▶ _Your assignment_
Work out how many lines in the listing below carry the word "Servidores". Give that number alone.

▶ _Supplied material_

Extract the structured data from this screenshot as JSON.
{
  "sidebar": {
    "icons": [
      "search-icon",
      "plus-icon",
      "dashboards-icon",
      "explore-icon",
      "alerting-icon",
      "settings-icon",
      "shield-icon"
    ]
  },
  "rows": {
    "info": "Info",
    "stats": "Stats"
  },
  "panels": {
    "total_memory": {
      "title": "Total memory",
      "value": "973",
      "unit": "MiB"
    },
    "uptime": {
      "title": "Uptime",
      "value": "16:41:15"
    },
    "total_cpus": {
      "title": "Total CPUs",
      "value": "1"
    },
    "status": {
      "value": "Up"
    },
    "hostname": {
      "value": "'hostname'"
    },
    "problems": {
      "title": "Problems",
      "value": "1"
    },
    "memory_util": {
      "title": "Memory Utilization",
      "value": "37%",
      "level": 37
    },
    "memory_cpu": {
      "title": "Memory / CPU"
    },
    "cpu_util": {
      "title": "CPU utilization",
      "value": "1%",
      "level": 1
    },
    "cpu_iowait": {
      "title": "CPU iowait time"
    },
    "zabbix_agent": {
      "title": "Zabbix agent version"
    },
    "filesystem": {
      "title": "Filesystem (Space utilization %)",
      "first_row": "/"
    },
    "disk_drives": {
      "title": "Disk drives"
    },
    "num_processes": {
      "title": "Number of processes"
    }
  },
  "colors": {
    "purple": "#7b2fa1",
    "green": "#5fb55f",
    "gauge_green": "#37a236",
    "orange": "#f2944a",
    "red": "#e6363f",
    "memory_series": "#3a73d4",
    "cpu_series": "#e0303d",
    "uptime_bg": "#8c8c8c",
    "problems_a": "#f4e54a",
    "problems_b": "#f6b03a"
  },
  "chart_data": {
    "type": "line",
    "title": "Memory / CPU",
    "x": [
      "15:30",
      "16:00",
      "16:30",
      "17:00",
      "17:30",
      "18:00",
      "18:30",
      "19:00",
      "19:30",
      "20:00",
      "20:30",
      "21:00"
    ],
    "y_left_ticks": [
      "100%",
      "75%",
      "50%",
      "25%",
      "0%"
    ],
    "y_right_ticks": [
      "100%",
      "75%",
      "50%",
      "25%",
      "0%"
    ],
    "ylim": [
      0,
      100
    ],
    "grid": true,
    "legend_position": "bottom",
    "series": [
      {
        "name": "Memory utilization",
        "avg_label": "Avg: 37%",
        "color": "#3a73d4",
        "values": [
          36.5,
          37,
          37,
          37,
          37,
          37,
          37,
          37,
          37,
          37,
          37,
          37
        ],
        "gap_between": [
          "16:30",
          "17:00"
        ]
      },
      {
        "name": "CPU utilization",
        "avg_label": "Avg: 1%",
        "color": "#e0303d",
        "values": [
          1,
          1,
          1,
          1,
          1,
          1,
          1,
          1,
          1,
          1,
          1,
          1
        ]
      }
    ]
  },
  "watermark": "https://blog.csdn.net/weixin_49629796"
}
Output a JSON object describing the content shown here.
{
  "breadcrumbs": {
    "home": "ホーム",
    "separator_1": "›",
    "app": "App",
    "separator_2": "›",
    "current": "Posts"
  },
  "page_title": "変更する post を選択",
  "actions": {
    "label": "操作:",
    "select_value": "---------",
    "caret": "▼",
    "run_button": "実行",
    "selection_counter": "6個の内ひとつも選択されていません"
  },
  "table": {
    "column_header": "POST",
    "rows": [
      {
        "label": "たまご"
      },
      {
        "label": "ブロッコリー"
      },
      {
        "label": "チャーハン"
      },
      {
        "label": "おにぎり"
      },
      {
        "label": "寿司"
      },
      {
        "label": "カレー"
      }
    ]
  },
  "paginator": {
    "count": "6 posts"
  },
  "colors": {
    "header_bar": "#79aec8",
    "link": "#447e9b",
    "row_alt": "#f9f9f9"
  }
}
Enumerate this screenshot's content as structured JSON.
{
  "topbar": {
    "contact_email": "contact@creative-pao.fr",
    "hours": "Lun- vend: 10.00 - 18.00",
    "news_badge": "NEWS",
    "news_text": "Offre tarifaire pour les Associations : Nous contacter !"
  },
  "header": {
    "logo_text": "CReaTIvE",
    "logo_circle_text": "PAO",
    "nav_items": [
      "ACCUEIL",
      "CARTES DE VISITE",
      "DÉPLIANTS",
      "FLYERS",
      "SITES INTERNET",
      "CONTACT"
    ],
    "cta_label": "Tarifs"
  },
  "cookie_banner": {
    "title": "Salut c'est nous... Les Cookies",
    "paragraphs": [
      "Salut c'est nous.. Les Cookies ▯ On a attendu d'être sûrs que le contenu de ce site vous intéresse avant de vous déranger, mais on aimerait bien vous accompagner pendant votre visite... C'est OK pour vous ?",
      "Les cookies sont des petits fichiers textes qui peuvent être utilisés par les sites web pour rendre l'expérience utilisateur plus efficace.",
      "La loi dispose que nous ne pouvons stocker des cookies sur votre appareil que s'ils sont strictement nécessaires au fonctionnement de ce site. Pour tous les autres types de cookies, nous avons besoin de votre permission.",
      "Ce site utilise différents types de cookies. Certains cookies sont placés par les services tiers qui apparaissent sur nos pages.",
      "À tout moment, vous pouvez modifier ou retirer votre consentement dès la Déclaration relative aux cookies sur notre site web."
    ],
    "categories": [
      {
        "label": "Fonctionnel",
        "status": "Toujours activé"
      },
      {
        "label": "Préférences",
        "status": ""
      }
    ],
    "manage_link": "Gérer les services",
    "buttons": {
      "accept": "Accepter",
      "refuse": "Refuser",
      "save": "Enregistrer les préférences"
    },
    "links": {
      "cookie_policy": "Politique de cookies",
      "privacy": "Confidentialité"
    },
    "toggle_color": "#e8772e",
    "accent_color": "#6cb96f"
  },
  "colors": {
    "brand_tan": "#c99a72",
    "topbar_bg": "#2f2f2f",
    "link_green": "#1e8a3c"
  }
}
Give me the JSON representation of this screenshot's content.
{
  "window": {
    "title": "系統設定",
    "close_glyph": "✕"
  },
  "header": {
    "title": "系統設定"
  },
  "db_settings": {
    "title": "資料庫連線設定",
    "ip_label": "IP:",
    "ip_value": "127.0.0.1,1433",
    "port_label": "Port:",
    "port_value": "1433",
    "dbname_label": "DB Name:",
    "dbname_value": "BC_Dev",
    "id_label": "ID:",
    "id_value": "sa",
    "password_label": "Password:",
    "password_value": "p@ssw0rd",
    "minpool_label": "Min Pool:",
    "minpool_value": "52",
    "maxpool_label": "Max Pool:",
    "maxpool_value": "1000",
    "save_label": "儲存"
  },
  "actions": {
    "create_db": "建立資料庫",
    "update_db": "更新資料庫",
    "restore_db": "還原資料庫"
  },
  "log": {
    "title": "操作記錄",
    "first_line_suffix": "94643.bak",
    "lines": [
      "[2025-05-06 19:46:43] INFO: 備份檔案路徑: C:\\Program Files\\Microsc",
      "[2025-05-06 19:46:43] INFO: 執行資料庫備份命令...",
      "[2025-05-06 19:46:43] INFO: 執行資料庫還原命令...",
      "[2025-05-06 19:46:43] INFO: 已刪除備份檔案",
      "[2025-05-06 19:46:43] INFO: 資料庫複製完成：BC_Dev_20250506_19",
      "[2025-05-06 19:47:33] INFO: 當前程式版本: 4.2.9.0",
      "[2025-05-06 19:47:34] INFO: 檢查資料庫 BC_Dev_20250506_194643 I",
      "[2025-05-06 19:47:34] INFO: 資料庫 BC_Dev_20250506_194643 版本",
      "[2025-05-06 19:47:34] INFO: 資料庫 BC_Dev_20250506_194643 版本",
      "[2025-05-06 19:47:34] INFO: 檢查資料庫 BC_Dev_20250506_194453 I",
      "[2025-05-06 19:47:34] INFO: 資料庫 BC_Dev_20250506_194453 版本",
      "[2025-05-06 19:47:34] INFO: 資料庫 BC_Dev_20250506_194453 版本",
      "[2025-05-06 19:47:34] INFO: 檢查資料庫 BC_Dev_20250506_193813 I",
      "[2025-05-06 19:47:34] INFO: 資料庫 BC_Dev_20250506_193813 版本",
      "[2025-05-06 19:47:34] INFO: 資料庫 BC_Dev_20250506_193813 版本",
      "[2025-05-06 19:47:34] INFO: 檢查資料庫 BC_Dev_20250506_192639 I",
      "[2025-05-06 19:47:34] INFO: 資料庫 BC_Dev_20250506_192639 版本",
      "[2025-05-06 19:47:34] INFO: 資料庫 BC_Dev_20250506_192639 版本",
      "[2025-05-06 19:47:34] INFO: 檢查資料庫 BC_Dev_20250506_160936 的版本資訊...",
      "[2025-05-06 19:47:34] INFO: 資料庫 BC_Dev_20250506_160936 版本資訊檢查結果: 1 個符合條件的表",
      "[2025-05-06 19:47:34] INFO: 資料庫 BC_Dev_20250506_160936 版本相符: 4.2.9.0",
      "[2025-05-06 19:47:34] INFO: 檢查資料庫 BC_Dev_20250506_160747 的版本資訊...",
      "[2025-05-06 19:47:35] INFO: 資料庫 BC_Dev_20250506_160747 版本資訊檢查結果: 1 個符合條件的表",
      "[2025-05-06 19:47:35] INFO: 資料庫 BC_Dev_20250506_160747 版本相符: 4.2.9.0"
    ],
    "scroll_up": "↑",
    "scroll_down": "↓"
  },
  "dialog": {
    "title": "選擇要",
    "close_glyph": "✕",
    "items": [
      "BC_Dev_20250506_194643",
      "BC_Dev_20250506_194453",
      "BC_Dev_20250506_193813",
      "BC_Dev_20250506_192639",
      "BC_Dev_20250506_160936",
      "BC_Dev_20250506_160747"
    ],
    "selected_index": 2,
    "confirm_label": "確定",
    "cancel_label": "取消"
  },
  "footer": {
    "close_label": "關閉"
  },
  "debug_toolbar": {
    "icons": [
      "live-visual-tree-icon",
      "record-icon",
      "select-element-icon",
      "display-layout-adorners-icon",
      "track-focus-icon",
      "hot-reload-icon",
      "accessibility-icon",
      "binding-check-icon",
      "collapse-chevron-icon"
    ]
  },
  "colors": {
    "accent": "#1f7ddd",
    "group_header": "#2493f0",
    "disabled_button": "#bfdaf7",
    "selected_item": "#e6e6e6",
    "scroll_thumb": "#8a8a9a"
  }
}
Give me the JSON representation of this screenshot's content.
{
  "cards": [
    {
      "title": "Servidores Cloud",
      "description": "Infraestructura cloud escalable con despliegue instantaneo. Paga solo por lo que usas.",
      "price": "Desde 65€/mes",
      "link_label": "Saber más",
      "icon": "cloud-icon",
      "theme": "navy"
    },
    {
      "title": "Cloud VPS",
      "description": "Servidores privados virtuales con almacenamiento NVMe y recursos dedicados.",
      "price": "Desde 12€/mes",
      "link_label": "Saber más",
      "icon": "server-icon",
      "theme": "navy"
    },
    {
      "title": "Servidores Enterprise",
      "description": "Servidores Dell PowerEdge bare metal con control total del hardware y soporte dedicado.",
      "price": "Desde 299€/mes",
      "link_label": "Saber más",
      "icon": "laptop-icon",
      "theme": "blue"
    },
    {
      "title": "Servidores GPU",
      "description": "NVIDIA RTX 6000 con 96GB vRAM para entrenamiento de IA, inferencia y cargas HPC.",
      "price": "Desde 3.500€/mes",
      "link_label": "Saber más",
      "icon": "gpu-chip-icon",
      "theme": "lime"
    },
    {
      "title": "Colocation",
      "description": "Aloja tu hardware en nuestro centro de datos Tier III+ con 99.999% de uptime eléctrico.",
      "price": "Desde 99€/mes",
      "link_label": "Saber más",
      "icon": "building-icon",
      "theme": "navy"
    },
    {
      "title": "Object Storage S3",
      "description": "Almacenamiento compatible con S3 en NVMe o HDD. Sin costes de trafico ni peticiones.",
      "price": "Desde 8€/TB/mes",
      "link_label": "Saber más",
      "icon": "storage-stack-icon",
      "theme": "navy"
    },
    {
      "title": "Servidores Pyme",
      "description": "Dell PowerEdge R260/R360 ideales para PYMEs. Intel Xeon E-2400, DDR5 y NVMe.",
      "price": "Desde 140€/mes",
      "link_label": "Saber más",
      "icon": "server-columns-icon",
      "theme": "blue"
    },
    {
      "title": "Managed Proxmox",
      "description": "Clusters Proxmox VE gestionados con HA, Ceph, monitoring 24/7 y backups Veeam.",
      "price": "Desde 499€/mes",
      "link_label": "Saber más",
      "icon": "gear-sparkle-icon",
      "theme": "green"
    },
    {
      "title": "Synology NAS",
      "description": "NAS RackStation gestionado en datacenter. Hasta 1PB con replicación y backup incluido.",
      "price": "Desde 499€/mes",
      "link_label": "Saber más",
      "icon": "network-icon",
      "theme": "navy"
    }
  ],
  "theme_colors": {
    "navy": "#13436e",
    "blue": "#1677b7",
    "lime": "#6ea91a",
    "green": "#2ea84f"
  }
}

▶ _Written solution_
6